This is a good story that is told well here, however, the lead actor, Danny Mousetis, who plays Leo at age seventeen delivers a Sofia Coppola-type ala “The Godfather Part III” performance that is damaging. My comment is clichéd, I know, but Danny Mousetis only looks the part; his mumbling is not convincing. Still, I certainly admired his physical stature and the workout footage shot in what is referred to as “the barn” or “the farm” is terrific, even powerful. If someone would have just told him to articulate a bit more clearly, just kick it up a notch without being over the top.

People will say that I’m being too hard on Mr. Mousetis and, in life, tough guys mumble. I’m sure, however, that Danny Mousetis was cast in the lead because of his physical prowess and not because of his acting ability. But it doesn’t have to be that way and it doesn’t always work out. Hell, some guy named Tobey Maguire is playing “Spiderman,” and we will have to wait and see whether he can pull it off.

On the whole, good performances do populate “Reversal.” James Petulla is solid as Ed. Kelly Vint as Leo’s girl, Shaw, manages to make her relationship with Leo look believable. And Justin Spates delivers a star-making performance as fellow wrestling champ and rival Thurman Ellis, Jr.

I especially liked the subplot involving Thurman Ellis, Jr., and his bully father, Thurman Ellis, Sr. (played by Guido “Cougar” Foehrweisser). In a particularly effective scene, Thurman, Jr., fails to make weight for a competition and cannot wrestle. His enraged father abuses the boy provoking him into a spontaneous wrestling match between father and son. As the competition progresses inside the gym, the senior Thurman and the junior Thurman roll around violently outside in front of the school out of the view of those inside. There is no referee to call the match. It’s a quiet moment, one that will never be forgotten. These things really happen; its all part of growing up.

“Reversal” reminded me of a very well made but flawed film I saw earlier this year called “O.” Without insulting Mr. Shakespeare, “Reversal” is actually a better film because it tells a story that does not rely on the ridiculous and bloody violent to conclude.

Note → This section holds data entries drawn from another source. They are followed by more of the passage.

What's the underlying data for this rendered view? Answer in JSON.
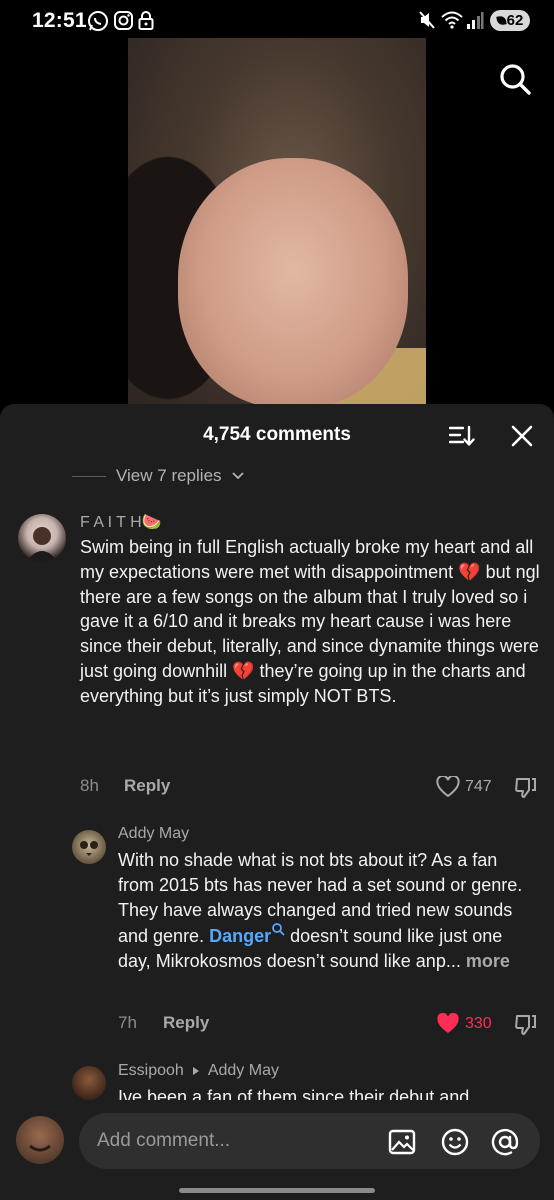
{
  "status_bar": {
    "time": "12:51",
    "left_icons": [
      "whatsapp-icon",
      "instagram-icon",
      "lock-icon"
    ],
    "right_icons": [
      "mute-icon",
      "wifi-icon",
      "signal-icon"
    ],
    "battery": "62"
  },
  "comments_panel": {
    "title": "4,754 comments",
    "view_replies_label": "View 7 replies"
  },
  "comments": [
    {
      "author": "F A I T H🍉",
      "text": "Swim being in full English actually broke my heart and all my expectations were met with disappointment 💔 but ngl there are a few songs on the album that I truly loved so i gave it a 6/10 and it breaks my heart cause i was here since their debut, literally, and since dynamite things were just going downhill 💔 they’re going up in the charts and everything but it’s just simply NOT BTS.",
      "time": "8h",
      "reply_label": "Reply",
      "likes": "747",
      "liked": false
    },
    {
      "author": "Addy May",
      "text_before_link": "With no shade what is not bts about it? As a fan from 2015 bts has never had a set sound or genre. They have always changed and tried new sounds and genre. ",
      "link": "Danger",
      "text_after_link": " doesn’t sound like just one day, Mikrokosmos doesn’t sound like anp...",
      "more_label": "more",
      "time": "7h",
      "reply_label": "Reply",
      "likes": "330",
      "liked": true
    },
    {
      "author": "Essipooh",
      "reply_to": "Addy May",
      "text": "Ive been a fan of them since their debut and"
    }
  ],
  "composer": {
    "placeholder": "Add comment...",
    "icons": [
      "image-icon",
      "emoji-icon",
      "mention-icon"
    ]
  },
  "colors": {
    "sheet_bg": "#1e1e1e",
    "link": "#56a8ff",
    "liked_heart": "#ff2d55"
  }
}
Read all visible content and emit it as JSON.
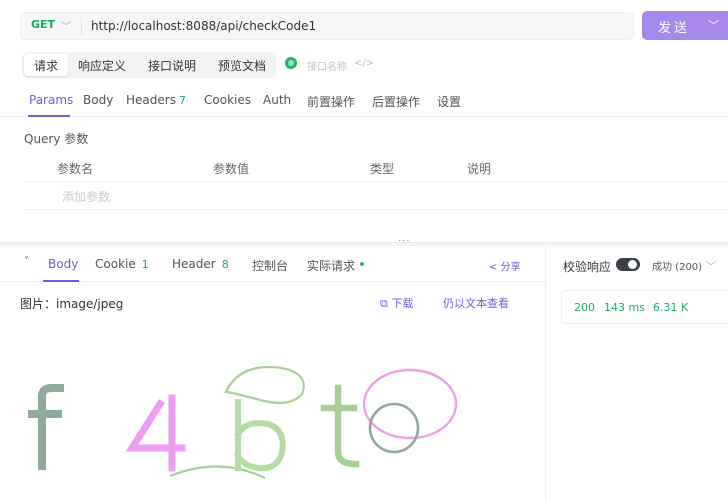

Yes, the lead is not a strong actor, but he is surrounded by a good supporting cast and a story that needs to be told more and often.